Task instructions: Starting with the first line, output the data exactly through to the end.

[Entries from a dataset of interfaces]
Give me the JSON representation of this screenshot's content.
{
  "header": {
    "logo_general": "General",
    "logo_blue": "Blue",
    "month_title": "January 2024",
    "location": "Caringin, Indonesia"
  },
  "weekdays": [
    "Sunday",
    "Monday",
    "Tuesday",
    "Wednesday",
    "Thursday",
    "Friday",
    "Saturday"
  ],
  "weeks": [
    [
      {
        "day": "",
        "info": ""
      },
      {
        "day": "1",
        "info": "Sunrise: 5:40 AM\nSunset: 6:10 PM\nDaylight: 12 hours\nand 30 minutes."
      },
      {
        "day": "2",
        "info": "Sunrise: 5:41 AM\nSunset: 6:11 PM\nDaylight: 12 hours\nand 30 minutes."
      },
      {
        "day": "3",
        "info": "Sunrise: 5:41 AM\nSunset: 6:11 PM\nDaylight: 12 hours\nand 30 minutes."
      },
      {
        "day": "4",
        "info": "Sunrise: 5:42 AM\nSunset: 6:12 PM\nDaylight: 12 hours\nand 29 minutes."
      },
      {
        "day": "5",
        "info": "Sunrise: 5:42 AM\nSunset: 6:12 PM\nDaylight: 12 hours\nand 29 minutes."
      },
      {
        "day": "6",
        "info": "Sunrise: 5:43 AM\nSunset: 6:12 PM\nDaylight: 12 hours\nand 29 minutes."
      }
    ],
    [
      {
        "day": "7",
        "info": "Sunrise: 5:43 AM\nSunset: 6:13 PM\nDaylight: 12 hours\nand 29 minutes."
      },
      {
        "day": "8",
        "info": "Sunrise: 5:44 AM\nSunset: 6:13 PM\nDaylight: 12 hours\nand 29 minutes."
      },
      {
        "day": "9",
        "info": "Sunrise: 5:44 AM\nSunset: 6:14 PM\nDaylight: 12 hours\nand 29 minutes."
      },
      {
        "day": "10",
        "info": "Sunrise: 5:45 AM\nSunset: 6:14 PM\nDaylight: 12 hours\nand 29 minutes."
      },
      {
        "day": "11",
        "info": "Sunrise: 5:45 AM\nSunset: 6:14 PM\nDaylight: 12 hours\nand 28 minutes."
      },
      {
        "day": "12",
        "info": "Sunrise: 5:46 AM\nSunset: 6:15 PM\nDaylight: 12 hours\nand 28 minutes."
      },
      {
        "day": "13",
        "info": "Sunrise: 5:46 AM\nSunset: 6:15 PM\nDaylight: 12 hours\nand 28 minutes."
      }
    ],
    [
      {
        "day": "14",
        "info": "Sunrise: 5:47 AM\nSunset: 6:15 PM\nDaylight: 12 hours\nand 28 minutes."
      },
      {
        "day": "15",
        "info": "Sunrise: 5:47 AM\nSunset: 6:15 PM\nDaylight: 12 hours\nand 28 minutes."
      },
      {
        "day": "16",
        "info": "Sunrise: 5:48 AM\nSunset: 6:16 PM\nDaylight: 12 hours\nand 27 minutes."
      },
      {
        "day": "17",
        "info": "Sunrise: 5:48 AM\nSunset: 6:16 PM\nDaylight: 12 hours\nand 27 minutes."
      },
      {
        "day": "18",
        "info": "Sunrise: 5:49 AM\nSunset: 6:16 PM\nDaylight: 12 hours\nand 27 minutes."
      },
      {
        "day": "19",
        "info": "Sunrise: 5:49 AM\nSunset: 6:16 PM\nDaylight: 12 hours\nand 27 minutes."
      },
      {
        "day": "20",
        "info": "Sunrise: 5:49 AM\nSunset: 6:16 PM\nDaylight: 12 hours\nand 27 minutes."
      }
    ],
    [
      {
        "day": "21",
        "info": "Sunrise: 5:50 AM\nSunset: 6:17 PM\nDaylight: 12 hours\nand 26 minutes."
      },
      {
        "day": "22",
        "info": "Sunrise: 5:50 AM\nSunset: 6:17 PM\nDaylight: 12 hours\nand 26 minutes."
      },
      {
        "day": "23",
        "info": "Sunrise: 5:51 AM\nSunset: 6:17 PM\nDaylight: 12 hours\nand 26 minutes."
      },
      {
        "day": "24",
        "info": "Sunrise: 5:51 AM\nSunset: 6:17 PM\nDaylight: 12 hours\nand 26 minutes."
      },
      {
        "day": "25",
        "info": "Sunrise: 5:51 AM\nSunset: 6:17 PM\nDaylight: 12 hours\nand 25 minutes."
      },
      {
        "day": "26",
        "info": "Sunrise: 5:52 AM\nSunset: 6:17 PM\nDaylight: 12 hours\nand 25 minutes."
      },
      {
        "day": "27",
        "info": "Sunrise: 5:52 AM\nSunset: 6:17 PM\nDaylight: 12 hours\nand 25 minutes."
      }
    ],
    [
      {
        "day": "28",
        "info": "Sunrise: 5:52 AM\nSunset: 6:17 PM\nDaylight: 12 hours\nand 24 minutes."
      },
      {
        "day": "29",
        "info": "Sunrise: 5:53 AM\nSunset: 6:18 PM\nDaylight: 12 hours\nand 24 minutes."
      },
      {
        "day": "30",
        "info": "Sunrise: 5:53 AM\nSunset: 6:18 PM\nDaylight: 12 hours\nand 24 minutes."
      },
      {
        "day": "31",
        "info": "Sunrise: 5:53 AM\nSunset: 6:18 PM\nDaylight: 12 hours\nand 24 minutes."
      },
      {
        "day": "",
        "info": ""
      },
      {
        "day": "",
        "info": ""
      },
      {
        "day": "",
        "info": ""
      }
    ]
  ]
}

Task response:
Give me the JSON representation of this screenshot's content.
{
  "header": {
    "logo_general": "General",
    "logo_blue": "Blue",
    "month_title": "January 2024",
    "location": "Caringin, Indonesia"
  },
  "weekdays": [
    "Sunday",
    "Monday",
    "Tuesday",
    "Wednesday",
    "Thursday",
    "Friday",
    "Saturday"
  ],
  "weeks": [
    [
      {
        "day": "",
        "info": ""
      },
      {
        "day": "1",
        "info": "Sunrise: 5:40 AM\nSunset: 6:10 PM\nDaylight: 12 hours\nand 30 minutes."
      },
      {
        "day": "2",
        "info": "Sunrise: 5:41 AM\nSunset: 6:11 PM\nDaylight: 12 hours\nand 30 minutes."
      },
      {
        "day": "3",
        "info": "Sunrise: 5:41 AM\nSunset: 6:11 PM\nDaylight: 12 hours\nand 30 minutes."
      },
      {
        "day": "4",
        "info": "Sunrise: 5:42 AM\nSunset: 6:12 PM\nDaylight: 12 hours\nand 29 minutes."
      },
      {
        "day": "5",
        "info": "Sunrise: 5:42 AM\nSunset: 6:12 PM\nDaylight: 12 hours\nand 29 minutes."
      },
      {
        "day": "6",
        "info": "Sunrise: 5:43 AM\nSunset: 6:12 PM\nDaylight: 12 hours\nand 29 minutes."
      }
    ],
    [
      {
        "day": "7",
        "info": "Sunrise: 5:43 AM\nSunset: 6:13 PM\nDaylight: 12 hours\nand 29 minutes."
      },
      {
        "day": "8",
        "info": "Sunrise: 5:44 AM\nSunset: 6:13 PM\nDaylight: 12 hours\nand 29 minutes."
      },
      {
        "day": "9",
        "info": "Sunrise: 5:44 AM\nSunset: 6:14 PM\nDaylight: 12 hours\nand 29 minutes."
      },
      {
        "day": "10",
        "info": "Sunrise: 5:45 AM\nSunset: 6:14 PM\nDaylight: 12 hours\nand 29 minutes."
      },
      {
        "day": "11",
        "info": "Sunrise: 5:45 AM\nSunset: 6:14 PM\nDaylight: 12 hours\nand 28 minutes."
      },
      {
        "day": "12",
        "info": "Sunrise: 5:46 AM\nSunset: 6:15 PM\nDaylight: 12 hours\nand 28 minutes."
      },
      {
        "day": "13",
        "info": "Sunrise: 5:46 AM\nSunset: 6:15 PM\nDaylight: 12 hours\nand 28 minutes."
      }
    ],
    [
      {
        "day": "14",
        "info": "Sunrise: 5:47 AM\nSunset: 6:15 PM\nDaylight: 12 hours\nand 28 minutes."
      },
      {
        "day": "15",
        "info": "Sunrise: 5:47 AM\nSunset: 6:15 PM\nDaylight: 12 hours\nand 28 minutes."
      },
      {
        "day": "16",
        "info": "Sunrise: 5:48 AM\nSunset: 6:16 PM\nDaylight: 12 hours\nand 27 minutes."
      },
      {
        "day": "17",
        "info": "Sunrise: 5:48 AM\nSunset: 6:16 PM\nDaylight: 12 hours\nand 27 minutes."
      },
      {
        "day": "18",
        "info": "Sunrise: 5:49 AM\nSunset: 6:16 PM\nDaylight: 12 hours\nand 27 minutes."
      },
      {
        "day": "19",
        "info": "Sunrise: 5:49 AM\nSunset: 6:16 PM\nDaylight: 12 hours\nand 27 minutes."
      },
      {
        "day": "20",
        "info": "Sunrise: 5:49 AM\nSunset: 6:16 PM\nDaylight: 12 hours\nand 27 minutes."
      }
    ],
    [
      {
        "day": "21",
        "info": "Sunrise: 5:50 AM\nSunset: 6:17 PM\nDaylight: 12 hours\nand 26 minutes."
      },
      {
        "day": "22",
        "info": "Sunrise: 5:50 AM\nSunset: 6:17 PM\nDaylight: 12 hours\nand 26 minutes."
      },
      {
        "day": "23",
        "info": "Sunrise: 5:51 AM\nSunset: 6:17 PM\nDaylight: 12 hours\nand 26 minutes."
      },
      {
        "day": "24",
        "info": "Sunrise: 5:51 AM\nSunset: 6:17 PM\nDaylight: 12 hours\nand 26 minutes."
      },
      {
        "day": "25",
        "info": "Sunrise: 5:51 AM\nSunset: 6:17 PM\nDaylight: 12 hours\nand 25 minutes."
      },
      {
        "day": "26",
        "info": "Sunrise: 5:52 AM\nSunset: 6:17 PM\nDaylight: 12 hours\nand 25 minutes."
      },
      {
        "day": "27",
        "info": "Sunrise: 5:52 AM\nSunset: 6:17 PM\nDaylight: 12 hours\nand 25 minutes."
      }
    ],
    [
      {
        "day": "28",
        "info": "Sunrise: 5:52 AM\nSunset: 6:17 PM\nDaylight: 12 hours\nand 24 minutes."
      },
      {
        "day": "29",
        "info": "Sunrise: 5:53 AM\nSunset: 6:18 PM\nDaylight: 12 hours\nand 24 minutes."
      },
      {
        "day": "30",
        "info": "Sunrise: 5:53 AM\nSunset: 6:18 PM\nDaylight: 12 hours\nand 24 minutes."
      },
      {
        "day": "31",
        "info": "Sunrise: 5:53 AM\nSunset: 6:18 PM\nDaylight: 12 hours\nand 24 minutes."
      },
      {
        "day": "",
        "info": ""
      },
      {
        "day": "",
        "info": ""
      },
      {
        "day": "",
        "info": ""
      }
    ]
  ]
}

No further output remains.